(Beginning of Recorded data)
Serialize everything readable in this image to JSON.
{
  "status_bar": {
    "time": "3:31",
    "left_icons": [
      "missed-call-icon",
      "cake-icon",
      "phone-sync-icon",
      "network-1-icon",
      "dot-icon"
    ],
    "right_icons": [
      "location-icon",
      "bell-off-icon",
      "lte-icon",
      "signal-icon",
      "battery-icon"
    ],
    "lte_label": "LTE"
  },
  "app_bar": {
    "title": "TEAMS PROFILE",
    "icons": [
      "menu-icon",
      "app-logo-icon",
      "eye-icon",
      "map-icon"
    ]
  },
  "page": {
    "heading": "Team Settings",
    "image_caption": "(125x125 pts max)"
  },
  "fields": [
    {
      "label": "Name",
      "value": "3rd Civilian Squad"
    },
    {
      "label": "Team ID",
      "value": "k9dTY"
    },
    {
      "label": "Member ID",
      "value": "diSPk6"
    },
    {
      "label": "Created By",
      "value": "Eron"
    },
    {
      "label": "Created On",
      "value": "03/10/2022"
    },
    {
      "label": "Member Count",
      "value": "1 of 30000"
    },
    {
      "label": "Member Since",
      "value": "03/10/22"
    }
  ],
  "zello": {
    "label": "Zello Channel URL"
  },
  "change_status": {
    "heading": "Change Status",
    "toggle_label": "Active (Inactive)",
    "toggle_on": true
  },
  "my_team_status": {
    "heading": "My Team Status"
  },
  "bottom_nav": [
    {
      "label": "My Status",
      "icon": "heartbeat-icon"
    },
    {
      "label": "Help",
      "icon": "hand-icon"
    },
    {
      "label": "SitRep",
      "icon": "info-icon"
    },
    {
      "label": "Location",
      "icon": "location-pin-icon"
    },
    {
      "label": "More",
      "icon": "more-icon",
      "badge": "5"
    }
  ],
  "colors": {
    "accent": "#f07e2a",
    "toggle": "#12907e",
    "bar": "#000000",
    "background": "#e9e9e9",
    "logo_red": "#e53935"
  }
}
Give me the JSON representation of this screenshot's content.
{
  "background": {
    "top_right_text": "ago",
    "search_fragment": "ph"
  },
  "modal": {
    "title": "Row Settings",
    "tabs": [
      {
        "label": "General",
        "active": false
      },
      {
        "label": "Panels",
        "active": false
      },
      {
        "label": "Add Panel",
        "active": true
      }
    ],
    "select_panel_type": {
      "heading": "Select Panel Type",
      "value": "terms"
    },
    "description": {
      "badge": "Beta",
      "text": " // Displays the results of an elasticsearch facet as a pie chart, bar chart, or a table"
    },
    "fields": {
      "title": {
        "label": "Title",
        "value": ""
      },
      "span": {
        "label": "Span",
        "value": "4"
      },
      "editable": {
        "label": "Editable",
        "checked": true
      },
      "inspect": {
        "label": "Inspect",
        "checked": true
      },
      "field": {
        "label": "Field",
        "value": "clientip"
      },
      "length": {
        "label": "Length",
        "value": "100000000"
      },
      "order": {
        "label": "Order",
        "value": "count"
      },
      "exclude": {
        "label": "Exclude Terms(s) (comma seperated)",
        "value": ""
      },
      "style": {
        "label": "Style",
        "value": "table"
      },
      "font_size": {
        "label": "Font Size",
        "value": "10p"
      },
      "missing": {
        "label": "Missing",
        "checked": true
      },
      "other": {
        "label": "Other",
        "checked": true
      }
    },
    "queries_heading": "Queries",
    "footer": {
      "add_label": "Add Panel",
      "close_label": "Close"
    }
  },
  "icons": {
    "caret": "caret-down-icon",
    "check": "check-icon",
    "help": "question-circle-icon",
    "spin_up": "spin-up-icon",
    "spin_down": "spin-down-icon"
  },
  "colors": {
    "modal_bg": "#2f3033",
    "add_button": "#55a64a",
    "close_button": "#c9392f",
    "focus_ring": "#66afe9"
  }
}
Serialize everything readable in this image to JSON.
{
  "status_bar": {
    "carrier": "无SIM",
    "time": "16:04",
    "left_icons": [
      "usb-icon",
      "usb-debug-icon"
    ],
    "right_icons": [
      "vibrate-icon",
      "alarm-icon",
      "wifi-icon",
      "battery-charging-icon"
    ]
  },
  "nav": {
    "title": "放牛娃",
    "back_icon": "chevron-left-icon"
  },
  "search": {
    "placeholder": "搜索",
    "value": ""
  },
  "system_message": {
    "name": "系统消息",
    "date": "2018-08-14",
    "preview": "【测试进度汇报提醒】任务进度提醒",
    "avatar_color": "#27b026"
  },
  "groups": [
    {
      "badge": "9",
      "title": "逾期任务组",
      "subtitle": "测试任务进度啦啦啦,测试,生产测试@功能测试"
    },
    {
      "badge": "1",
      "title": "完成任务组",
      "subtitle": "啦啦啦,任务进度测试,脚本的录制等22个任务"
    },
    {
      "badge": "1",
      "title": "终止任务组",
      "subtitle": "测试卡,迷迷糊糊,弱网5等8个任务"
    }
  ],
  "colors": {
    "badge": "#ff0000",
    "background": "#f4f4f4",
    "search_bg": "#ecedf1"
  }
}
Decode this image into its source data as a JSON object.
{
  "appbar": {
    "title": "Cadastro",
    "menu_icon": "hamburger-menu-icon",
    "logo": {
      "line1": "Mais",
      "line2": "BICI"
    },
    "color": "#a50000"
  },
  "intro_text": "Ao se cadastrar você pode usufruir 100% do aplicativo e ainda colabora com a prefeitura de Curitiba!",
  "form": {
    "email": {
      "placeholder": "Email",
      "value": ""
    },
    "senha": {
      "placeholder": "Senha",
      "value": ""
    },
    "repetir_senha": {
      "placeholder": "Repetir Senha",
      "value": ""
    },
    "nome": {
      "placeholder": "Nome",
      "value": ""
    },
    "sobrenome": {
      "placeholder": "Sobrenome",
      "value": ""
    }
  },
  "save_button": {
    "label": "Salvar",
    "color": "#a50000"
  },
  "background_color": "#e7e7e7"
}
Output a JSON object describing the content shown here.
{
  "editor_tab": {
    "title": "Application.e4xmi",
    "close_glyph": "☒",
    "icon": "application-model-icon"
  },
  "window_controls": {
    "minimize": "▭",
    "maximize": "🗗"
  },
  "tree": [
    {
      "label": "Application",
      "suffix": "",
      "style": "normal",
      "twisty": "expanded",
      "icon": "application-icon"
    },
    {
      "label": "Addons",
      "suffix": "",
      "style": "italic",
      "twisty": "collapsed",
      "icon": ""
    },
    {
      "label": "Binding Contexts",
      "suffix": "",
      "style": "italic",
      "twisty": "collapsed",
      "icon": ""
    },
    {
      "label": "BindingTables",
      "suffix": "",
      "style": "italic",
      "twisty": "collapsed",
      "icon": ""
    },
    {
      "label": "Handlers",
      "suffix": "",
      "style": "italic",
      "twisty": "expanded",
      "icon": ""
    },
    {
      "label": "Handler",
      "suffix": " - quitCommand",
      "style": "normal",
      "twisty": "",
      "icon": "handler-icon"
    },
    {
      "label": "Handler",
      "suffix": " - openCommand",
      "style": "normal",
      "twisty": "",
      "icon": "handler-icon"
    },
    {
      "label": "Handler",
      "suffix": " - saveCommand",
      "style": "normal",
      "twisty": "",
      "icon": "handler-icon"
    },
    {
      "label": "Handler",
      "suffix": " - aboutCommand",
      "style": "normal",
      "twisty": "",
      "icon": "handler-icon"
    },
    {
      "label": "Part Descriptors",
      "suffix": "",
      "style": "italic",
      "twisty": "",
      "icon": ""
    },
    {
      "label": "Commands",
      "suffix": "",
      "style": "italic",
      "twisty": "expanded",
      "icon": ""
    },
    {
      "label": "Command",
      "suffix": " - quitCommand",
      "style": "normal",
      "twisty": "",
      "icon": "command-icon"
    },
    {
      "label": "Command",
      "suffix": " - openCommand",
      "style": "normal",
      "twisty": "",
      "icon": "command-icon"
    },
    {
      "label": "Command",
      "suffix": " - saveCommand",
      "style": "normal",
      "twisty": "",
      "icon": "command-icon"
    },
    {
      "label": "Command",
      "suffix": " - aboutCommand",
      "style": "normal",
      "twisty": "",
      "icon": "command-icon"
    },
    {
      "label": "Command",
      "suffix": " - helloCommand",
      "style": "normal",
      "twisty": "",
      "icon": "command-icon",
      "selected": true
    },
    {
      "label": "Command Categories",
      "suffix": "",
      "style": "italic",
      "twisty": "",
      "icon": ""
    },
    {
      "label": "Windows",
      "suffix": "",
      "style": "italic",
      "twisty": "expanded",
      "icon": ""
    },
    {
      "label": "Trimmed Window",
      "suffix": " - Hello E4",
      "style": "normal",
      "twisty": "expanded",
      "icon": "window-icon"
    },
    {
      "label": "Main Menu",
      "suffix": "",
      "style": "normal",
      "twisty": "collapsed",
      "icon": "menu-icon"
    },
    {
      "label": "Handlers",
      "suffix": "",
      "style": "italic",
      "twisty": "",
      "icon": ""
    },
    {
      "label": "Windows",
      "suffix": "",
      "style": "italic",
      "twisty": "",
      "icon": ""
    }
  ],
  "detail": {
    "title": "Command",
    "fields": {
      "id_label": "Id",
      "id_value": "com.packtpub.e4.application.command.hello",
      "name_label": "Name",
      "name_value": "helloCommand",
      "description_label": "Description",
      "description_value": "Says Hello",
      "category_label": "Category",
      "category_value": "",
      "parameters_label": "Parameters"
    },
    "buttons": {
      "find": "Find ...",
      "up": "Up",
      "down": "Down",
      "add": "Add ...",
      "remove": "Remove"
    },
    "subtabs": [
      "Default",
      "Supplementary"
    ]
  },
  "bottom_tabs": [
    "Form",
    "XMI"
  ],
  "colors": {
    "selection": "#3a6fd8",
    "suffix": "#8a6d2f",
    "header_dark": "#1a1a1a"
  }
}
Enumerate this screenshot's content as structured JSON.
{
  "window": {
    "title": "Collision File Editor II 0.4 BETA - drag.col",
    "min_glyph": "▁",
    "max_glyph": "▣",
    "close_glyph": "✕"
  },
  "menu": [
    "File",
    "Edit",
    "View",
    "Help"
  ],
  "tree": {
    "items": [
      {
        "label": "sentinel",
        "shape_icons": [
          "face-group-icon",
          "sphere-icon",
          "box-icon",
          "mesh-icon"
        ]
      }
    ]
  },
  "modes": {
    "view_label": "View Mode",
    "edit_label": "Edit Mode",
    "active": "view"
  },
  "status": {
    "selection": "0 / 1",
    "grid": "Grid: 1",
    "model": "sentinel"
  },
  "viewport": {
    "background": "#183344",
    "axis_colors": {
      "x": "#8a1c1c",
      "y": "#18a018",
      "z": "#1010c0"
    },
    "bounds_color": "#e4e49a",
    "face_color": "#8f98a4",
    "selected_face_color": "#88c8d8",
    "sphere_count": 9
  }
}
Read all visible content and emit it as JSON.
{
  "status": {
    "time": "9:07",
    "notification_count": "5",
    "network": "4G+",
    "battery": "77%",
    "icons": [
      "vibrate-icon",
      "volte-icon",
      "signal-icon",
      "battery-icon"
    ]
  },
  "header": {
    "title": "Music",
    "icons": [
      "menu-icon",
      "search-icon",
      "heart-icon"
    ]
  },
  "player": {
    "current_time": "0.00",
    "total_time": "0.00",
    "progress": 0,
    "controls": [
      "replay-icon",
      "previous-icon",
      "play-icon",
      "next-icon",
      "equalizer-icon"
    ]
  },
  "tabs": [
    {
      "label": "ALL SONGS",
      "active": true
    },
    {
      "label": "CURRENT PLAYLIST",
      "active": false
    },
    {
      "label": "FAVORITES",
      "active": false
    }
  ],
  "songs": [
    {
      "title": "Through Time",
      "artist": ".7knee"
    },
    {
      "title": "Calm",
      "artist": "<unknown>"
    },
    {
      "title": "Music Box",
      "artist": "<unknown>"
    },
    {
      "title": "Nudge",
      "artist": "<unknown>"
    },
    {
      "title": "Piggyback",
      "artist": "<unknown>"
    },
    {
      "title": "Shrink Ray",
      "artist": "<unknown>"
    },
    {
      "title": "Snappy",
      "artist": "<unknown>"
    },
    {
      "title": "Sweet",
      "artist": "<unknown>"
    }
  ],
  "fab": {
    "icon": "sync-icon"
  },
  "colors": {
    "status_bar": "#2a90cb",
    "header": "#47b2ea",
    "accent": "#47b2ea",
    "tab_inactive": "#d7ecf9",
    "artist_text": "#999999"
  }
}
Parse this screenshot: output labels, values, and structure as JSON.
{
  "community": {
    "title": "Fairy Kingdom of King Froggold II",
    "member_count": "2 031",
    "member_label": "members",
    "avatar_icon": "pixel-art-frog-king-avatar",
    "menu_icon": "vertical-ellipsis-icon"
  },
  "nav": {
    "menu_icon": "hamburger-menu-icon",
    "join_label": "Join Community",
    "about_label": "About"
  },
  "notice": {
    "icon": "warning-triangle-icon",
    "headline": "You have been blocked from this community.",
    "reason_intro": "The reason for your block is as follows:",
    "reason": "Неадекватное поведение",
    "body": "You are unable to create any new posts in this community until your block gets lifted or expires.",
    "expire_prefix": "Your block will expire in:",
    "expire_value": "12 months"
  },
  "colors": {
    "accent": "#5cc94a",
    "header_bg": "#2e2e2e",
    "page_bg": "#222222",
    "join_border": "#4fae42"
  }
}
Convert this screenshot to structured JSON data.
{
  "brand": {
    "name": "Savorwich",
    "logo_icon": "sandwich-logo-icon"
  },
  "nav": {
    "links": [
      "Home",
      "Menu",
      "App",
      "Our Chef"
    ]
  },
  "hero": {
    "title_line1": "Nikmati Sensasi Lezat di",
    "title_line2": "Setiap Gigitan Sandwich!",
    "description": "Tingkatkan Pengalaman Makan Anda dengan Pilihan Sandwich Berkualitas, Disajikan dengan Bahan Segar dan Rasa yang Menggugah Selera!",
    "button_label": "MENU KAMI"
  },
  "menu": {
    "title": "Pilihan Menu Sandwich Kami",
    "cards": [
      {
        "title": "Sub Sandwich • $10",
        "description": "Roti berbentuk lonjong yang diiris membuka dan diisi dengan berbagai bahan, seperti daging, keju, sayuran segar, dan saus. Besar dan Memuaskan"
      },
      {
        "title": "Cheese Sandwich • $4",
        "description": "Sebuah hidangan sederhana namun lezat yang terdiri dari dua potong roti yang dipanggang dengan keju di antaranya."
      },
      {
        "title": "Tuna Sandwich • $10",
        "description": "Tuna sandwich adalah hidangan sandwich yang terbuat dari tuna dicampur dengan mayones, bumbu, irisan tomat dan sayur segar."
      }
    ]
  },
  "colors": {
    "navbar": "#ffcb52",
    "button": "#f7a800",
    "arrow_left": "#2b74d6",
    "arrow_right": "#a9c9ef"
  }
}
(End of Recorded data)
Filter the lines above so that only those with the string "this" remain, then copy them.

The answer
Serialize everything readable in this image to JSON.
Give me the JSON representation of this screenshot's content.
Serialize everything readable in this image to JSON.
Decode this image into its source data as a JSON object.
Enumerate this screenshot's content as structured JSON.
Parse this screenshot: output labels, values, and structure as JSON.
    "headline": "You have been blocked from this community.",
    "body": "You are unable to create any new posts in this community until your block gets lifted or expires.",
Convert this screenshot to structured JSON data.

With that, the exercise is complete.